So you need to get some.
Here are a few ideas. Yes, you are in Nebraska. Fine. But there are colleges there, yes? Try the University of Nebraska (probably at Lincoln or Omaha are your best bets). Enroll and take acting classes (and getting a BA would be a good idea if you don't have one already). You will not only get an education, you will also make some contacts and, presumably, get a mentoring experience from a professor. You can also talk to them about getting professional experience.
They will also, I hope to God, tell you the odds of becoming successful. Because those are not great.
But if you really
want to do it, that's one means of doing so.
You can also try summer stock or the like. For example, in the district where I went to high school (it's in New York), the parents and the PTA put on a musical every spring to raise money for the schools and the local library. It's a worthy cause and you would (if there is something similar by you) get some experience with performing in front of an audience, recovering the scene if an actor - or you - forgets their lines, being dependable for rehearsals, etc. If you can't sing, you'll have fewer options. For nearly all of these kinds of productions, you don't start off as the star. You generally start off moving scenery, or helping with the electrical equipment, or sewing costumes. Acting is a collaboration and those jobs need to be done, too. Tiny productions like that need help, not egos.

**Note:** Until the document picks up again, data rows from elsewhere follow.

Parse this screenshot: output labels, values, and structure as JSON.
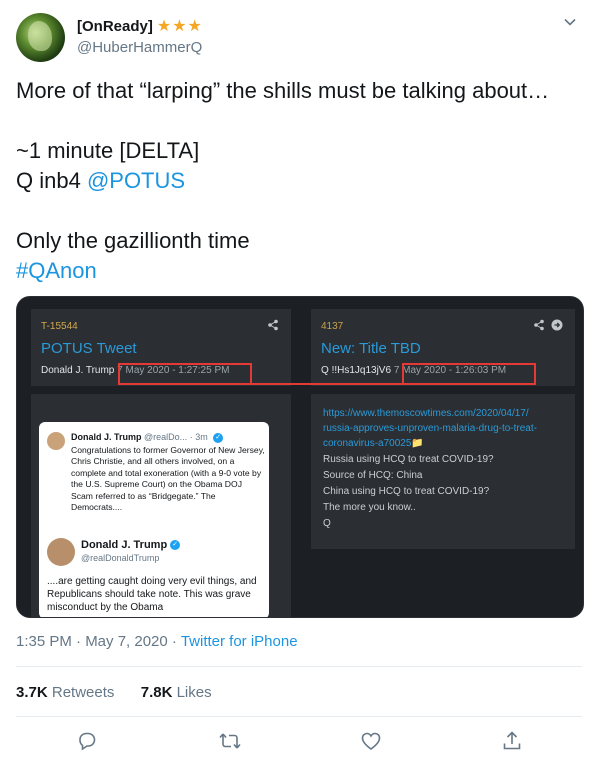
{
  "author": {
    "name": "[OnReady]",
    "stars": "★★★",
    "handle": "@HuberHammerQ"
  },
  "tweet": {
    "lines": [
      "More of that “larping” the shills must be talking about…",
      "",
      "~1 minute [DELTA]",
      "Q inb4 ",
      "",
      "Only the gazillionth time",
      "#QAnon"
    ],
    "mention": "@POTUS"
  },
  "media": {
    "left_panel": {
      "id": "T-15544",
      "title": "POTUS Tweet",
      "author": "Donald J. Trump",
      "timestamp": "7 May 2020 - 1:27:25 PM"
    },
    "right_panel": {
      "id": "4137",
      "title": "New: Title TBD",
      "author": "Q",
      "trip": "!!Hs1Jq13jV6",
      "timestamp": "7 May 2020 - 1:26:03 PM"
    },
    "embedded_tweet": {
      "name": "Donald J. Trump",
      "handle_short": "@realDo...",
      "time": "3m",
      "text": "Congratulations to former Governor of New Jersey, Chris Christie, and all others involved, on a complete and total exoneration (with a 9-0 vote by the U.S. Supreme Court) on the Obama DOJ Scam referred to as “Bridgegate.” The Democrats....",
      "name2": "Donald J. Trump",
      "handle2": "@realDonaldTrump",
      "text2": "....are getting caught doing very evil things, and Republicans should take note. This was grave misconduct by the Obama"
    },
    "right_body": [
      "https://www.themoscowtimes.com/2020/04/17/",
      "russia-approves-unproven-malaria-drug-to-treat-",
      "coronavirus-a70025📁",
      "Russia using HCQ to treat COVID-19?",
      "Source of HCQ: China",
      "China using HCQ to treat COVID-19?",
      "The more you know..",
      "Q"
    ]
  },
  "meta": {
    "time": "1:35 PM · May 7, 2020 · ",
    "source": "Twitter for iPhone"
  },
  "stats": {
    "retweets_count": "3.7K",
    "retweets_label": "Retweets",
    "likes_count": "7.8K",
    "likes_label": "Likes"
  },
  "colors": {
    "accent": "#1b95e0",
    "redbox": "#e53935",
    "star": "#f5a623"
  },
  "icons": [
    "chevron-down-icon",
    "share-icon",
    "reply-icon",
    "retweet-icon",
    "like-icon",
    "upload-icon"
  ]
}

Another option is, if there is one in a city near you, an improv or comedy troupe. Again, it gives you experience in front of an audience. You really have to think on your feet and be good about taking heckling and other criticism. It is not for the faint of heart.
Yet another option, particularly if the university is too expensive or far away or you don't get accepted, is to take singing and dancing lessons. You can often find those even in smaller towns. It might be private lessons or something through the Y or a church (and don't knock choir practice; it definitely counts as singing). You'll make fewer connections this way, but at least you'll have something to offer.

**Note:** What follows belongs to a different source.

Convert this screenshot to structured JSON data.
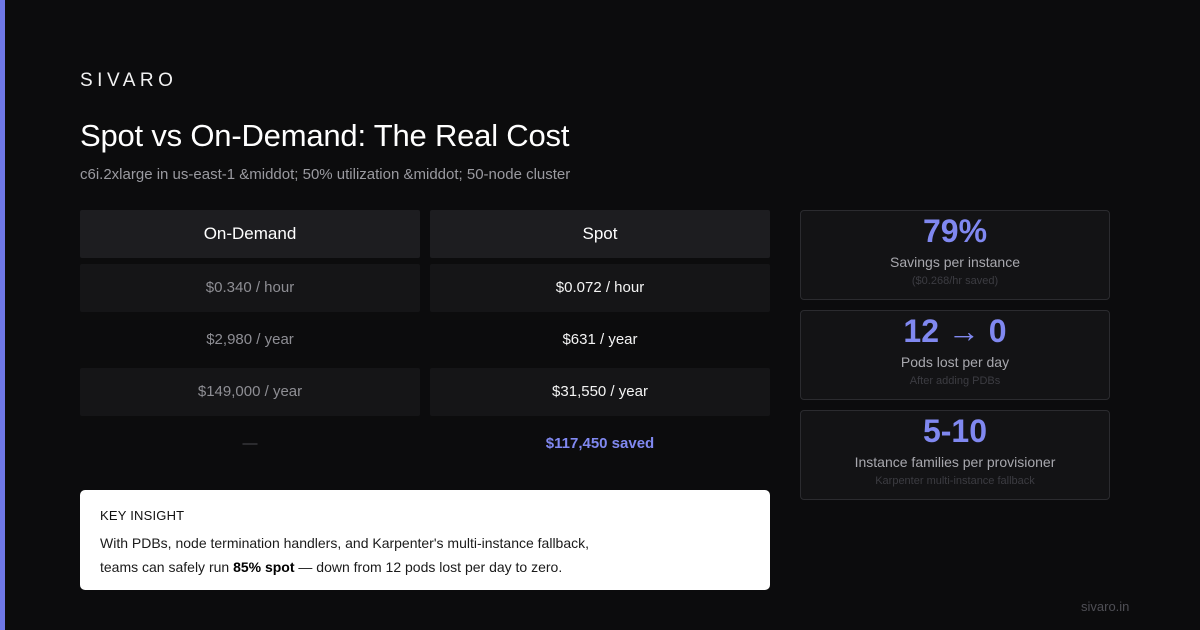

I am suggesting all of these things and I would even if you were in a big acting city like LA. An adult with no experience (kids are different and a 'natural' can often be preferred), who does not have some sort of amazingly unique look (you're not Mr. T

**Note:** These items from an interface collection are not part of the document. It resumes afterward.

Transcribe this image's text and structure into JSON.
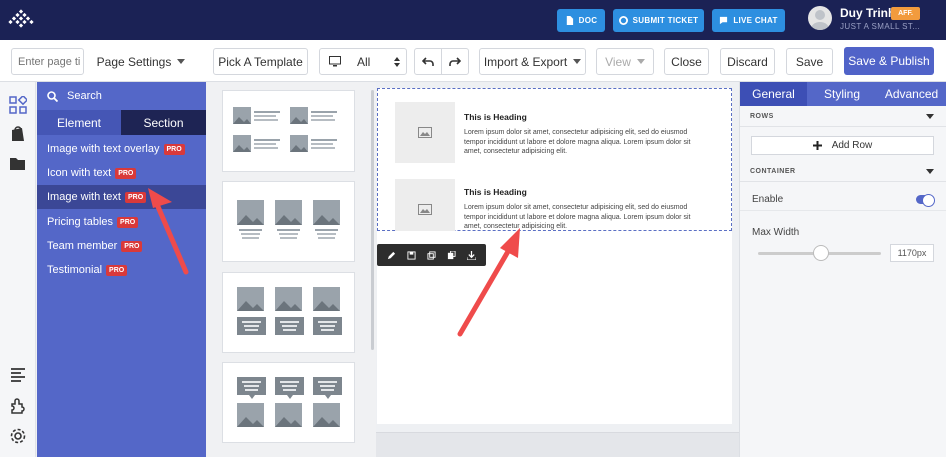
{
  "topbar": {
    "buttons": [
      {
        "label": "DOC",
        "icon": "doc-icon"
      },
      {
        "label": "SUBMIT TICKET",
        "icon": "lifebuoy-icon"
      },
      {
        "label": "LIVE CHAT",
        "icon": "chat-icon"
      }
    ],
    "user": {
      "name": "Duy Trinh",
      "badge": "AFF.",
      "subtitle": "JUST A SMALL ST..."
    }
  },
  "toolbar": {
    "page_title_placeholder": "Enter page ti",
    "page_settings": "Page Settings",
    "pick_template": "Pick A Template",
    "device": "All",
    "import_export": "Import & Export",
    "view": "View",
    "close": "Close",
    "discard": "Discard",
    "save": "Save",
    "save_publish": "Save & Publish"
  },
  "element_panel": {
    "search_label": "Search",
    "tabs": {
      "element": "Element",
      "section": "Section"
    },
    "items": [
      {
        "label": "Image with text overlay",
        "badge": "PRO"
      },
      {
        "label": "Icon with text",
        "badge": "PRO"
      },
      {
        "label": "Image with text",
        "badge": "PRO",
        "active": true
      },
      {
        "label": "Pricing tables",
        "badge": "PRO"
      },
      {
        "label": "Team member",
        "badge": "PRO"
      },
      {
        "label": "Testimonial",
        "badge": "PRO"
      }
    ]
  },
  "canvas": {
    "blocks": [
      {
        "heading": "This is Heading",
        "text": "Lorem ipsum dolor sit amet, consectetur adipisicing elit, sed do eiusmod tempor incididunt ut labore et dolore magna aliqua. Lorem ipsum dolor sit amet, consectetur adipisicing elit."
      },
      {
        "heading": "This is Heading",
        "text": "Lorem ipsum dolor sit amet, consectetur adipisicing elit, sed do eiusmod tempor incididunt ut labore et dolore magna aliqua. Lorem ipsum dolor sit amet, consectetur adipisicing elit."
      }
    ]
  },
  "right_panel": {
    "tabs": {
      "general": "General",
      "styling": "Styling",
      "advanced": "Advanced"
    },
    "rows_header": "ROWS",
    "add_row": "Add Row",
    "container_header": "CONTAINER",
    "enable_label": "Enable",
    "enable_value": true,
    "max_width_label": "Max Width",
    "max_width_value": "1170px",
    "slider_fraction": 0.48
  },
  "colors": {
    "topbar": "#1b2255",
    "accent": "#5467c8",
    "button_blue": "#2d8fe0",
    "pro_badge": "#d9393a",
    "aff_badge": "#f29b3d",
    "arrow": "#ef4b4b"
  }
}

, right?), and who isn't connected with anything famous already (such as Dwayne 'The Rock' Johnson, or the like), is not going to be able to get butts into theatre or movie seats. That is the (no pun intended) bottom line for any agent, manager, or casting director. This is why you need to start small, get an education and some contacts, and then see how far you can go.
Decide what success looks like to you. Winning an Oscar? You might as well start playing the lottery for that one. Or is it to just be on TV or on stage? If so, then commercials or soaps or off-Broadway could satisfy that.
Finally (sorry this is so long), I leave with a few people with kind of humble beginnings.
- Mary Tyler Moore, who won Emmys and Golden Globes, and was an Oscar nominee, started off as 'Happy Hotpoint', where she sang and danced about a refrigerator.
- Jennifer Aniston, an Emmy winner - her first role was as an uncredited, unnamed dancer in a McDonald's in a forgotten TV show.
- Samuel L. Jackson started off with a forgettable role in a forgettable 1972 blaxploitation flick.
- Tom Hanks (you know, the guy with two Oscars?) - his second role was on The Love Boat.
- One of Jada Pinkett Smith's first roles was in Doogie Howser.
None of those people started off famous. They all worked hard to achieve their success, which is admittedly is/was at various levels. But they persevered and they got it done.